Medical marijuana supporters and business people in Oakland reacted angrily last week to dual blows from the federal government—a prosecution warning and a massive tax bill—as they speculated on the possible consequences for patients and the local marijuana industry.
The artists behind the Wonderarium, an eight-foot floating terrarium they hope will find a home on the waters of Lake Merritt, brought their project to the public plaza outside Oakland’s Christ the Light cathedral–where they invited passers-by to dig into dirt and plants to make their own mini-terrariums.
Many Oakland urban farmers raise animals for a healthier, sustainable and cheaper source of food, and their backyard farms can foster positive relationships between neighbors, according to a recent report on urban livestock practices in the city.
Oakland’s Community and Economic Development Agency (CEDA) announced a pilot program Thursday to convert parking spots or unused bus stops into public spaces called “parklets” where people can relax and hang out.
The California Healthy Food Financing Initiative (CHFFI) landed on Governor Jerry Brown’s desk last week, after the state Senate and Assembly both voted to approve it by a wide margin. If signed by the governor, the bill would help bring more grocery stores, farmers’ markets and other sources of produce to under-served communities throughout the state, including West and East Oakland.
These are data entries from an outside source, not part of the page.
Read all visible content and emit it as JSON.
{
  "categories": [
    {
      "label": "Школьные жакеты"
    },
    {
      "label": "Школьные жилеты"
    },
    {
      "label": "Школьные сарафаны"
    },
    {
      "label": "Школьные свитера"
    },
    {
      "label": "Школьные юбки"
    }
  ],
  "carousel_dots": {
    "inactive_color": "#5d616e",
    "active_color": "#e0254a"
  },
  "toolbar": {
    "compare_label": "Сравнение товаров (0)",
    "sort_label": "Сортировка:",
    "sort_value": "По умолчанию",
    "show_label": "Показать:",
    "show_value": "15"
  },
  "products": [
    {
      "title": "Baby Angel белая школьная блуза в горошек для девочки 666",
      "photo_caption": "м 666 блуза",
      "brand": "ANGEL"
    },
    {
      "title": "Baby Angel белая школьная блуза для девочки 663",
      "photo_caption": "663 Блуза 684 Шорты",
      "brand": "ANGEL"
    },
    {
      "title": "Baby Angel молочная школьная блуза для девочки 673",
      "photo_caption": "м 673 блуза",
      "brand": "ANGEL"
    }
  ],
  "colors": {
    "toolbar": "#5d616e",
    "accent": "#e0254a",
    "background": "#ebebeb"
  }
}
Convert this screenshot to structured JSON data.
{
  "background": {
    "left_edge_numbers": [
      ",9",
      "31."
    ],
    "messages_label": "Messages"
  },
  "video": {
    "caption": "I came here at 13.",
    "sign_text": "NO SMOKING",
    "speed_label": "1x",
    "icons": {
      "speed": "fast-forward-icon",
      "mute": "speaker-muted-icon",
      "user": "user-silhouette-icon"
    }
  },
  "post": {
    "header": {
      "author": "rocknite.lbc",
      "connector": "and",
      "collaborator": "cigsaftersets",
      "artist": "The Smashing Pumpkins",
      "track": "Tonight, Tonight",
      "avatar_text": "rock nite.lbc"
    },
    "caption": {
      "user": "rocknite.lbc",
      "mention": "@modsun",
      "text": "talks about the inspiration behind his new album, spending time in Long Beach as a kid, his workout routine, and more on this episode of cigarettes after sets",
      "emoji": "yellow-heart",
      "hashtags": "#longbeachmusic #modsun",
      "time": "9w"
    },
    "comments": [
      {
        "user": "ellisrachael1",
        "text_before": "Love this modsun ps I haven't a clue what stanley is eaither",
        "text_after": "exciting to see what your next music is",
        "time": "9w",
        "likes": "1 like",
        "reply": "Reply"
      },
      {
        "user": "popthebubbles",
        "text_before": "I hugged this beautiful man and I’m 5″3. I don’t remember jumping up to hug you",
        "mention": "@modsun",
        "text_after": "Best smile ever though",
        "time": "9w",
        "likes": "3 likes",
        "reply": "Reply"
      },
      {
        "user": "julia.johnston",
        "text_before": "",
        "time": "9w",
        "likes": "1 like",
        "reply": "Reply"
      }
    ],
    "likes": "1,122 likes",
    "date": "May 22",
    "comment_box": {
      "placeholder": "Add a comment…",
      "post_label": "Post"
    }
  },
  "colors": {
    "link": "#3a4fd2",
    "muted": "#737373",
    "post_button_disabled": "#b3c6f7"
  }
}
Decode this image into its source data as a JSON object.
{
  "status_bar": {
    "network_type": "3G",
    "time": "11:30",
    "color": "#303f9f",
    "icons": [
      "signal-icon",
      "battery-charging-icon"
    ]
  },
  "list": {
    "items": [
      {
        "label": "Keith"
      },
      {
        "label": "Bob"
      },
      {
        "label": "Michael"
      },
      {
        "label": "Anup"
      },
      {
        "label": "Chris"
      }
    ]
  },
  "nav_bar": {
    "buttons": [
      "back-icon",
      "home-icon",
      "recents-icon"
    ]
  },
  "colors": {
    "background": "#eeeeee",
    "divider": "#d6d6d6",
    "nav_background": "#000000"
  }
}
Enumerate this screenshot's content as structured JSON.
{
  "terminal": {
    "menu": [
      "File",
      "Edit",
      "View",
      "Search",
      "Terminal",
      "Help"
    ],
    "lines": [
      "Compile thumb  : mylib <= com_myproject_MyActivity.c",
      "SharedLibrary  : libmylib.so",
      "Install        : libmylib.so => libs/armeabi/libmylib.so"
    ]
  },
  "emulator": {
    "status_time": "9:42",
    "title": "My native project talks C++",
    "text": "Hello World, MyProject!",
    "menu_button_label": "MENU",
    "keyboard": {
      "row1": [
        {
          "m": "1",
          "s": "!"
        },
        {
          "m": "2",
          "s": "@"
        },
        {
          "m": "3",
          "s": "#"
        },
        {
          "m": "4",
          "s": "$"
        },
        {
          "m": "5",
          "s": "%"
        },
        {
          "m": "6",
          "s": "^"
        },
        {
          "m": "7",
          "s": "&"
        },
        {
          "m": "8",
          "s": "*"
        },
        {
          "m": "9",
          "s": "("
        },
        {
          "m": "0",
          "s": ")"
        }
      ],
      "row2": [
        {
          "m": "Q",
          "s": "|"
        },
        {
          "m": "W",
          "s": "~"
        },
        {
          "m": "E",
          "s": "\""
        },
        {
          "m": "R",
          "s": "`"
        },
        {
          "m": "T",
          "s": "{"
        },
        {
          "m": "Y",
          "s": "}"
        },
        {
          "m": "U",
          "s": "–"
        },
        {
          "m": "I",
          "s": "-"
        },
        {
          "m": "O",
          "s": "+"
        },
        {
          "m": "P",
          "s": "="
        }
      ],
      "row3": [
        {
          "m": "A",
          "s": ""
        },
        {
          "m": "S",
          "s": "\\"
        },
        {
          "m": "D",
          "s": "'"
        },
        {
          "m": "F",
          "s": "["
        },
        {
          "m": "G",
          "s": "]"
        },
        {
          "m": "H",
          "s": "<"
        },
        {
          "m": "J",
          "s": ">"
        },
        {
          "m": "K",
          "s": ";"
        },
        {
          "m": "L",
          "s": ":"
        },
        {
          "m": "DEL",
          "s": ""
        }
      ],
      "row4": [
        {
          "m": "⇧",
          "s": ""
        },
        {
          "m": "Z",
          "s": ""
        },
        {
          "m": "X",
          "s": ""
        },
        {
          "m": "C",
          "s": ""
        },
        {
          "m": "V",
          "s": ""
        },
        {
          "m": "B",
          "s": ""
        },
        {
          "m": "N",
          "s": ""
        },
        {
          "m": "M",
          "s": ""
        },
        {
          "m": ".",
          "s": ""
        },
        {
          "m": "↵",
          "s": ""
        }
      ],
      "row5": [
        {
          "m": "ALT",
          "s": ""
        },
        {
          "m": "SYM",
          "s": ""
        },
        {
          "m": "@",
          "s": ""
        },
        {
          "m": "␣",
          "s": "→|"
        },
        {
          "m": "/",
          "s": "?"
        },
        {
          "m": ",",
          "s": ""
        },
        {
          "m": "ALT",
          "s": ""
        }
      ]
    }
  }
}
At the Eat Real Festival in Oakland’s Jack London Square on Saturday afternoon, crowds of people gathered on the waterfront, queuing up for $4 miniature sweet-potato pies and $5 citrus pork sandwiches on organic, brick oven flatbread. But in front of Bay Area Bikes, four cyclists had a different idea—riding gloves were slipped on, four helmet locks clicked shut, and the group rode away from the food festival to get an inside look at some of Oakland’s local food and drink makers.
Oaklanders dragged furniture and plants into the street on Friday, transforming parking spots into miniature parks—or “parklets”—for International PARK(ing) Day.
More than a dozen business and community groups will haul furniture and plants into parking spaces this weekend, establishing miniature curbside parks on the road in front of Oakland shops. In conjunction with Friday’s International PARK(ing) Day, participating groups are building “parklets” to add green public spaces to urban landscapes.
To chants of “Si se puede!” eight young people stood smiling on stage at the New Parish club in downtown Oakland on Thursday night. They were there to tell the stories of the farmers and community members they had met while on a road trip across California to promote farm bill reform and to encourage young people to support new farm-related legislation.
Thousands of Bay Area commuters will forego their solo morning drive in September and October after the 2011 Great Race for Clean Air kicks off this Thursday. For the next two months, employees will be encouraged to use bicycles, take public transit and carpool to get to work.